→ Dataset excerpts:
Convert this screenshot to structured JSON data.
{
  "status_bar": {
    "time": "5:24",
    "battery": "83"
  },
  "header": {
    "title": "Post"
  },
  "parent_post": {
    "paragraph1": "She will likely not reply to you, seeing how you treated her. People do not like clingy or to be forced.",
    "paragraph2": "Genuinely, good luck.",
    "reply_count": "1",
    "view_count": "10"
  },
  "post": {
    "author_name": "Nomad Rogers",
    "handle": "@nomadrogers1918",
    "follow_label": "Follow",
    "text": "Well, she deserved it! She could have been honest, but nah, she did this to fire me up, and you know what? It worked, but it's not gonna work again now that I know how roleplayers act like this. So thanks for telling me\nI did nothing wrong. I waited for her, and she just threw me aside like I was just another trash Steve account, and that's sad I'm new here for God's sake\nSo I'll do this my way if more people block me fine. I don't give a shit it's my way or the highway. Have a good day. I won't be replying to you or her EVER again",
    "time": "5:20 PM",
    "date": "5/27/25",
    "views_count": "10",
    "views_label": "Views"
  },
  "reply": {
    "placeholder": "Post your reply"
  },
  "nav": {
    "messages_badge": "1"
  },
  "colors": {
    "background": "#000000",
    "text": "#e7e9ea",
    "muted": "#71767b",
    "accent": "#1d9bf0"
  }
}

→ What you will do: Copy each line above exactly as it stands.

→ Solution to the problem:
Convert this screenshot to structured JSON data.
{
  "status_bar": {
    "time": "5:24",
    "battery": "83"
  },
  "header": {
    "title": "Post"
  },
  "parent_post": {
    "paragraph1": "She will likely not reply to you, seeing how you treated her. People do not like clingy or to be forced.",
    "paragraph2": "Genuinely, good luck.",
    "reply_count": "1",
    "view_count": "10"
  },
  "post": {
    "author_name": "Nomad Rogers",
    "handle": "@nomadrogers1918",
    "follow_label": "Follow",
    "text": "Well, she deserved it! She could have been honest, but nah, she did this to fire me up, and you know what? It worked, but it's not gonna work again now that I know how roleplayers act like this. So thanks for telling me\nI did nothing wrong. I waited for her, and she just threw me aside like I was just another trash Steve account, and that's sad I'm new here for God's sake\nSo I'll do this my way if more people block me fine. I don't give a shit it's my way or the highway. Have a good day. I won't be replying to you or her EVER again",
    "time": "5:20 PM",
    "date": "5/27/25",
    "views_count": "10",
    "views_label": "Views"
  },
  "reply": {
    "placeholder": "Post your reply"
  },
  "nav": {
    "messages_badge": "1"
  },
  "colors": {
    "background": "#000000",
    "text": "#e7e9ea",
    "muted": "#71767b",
    "accent": "#1d9bf0"
  }
}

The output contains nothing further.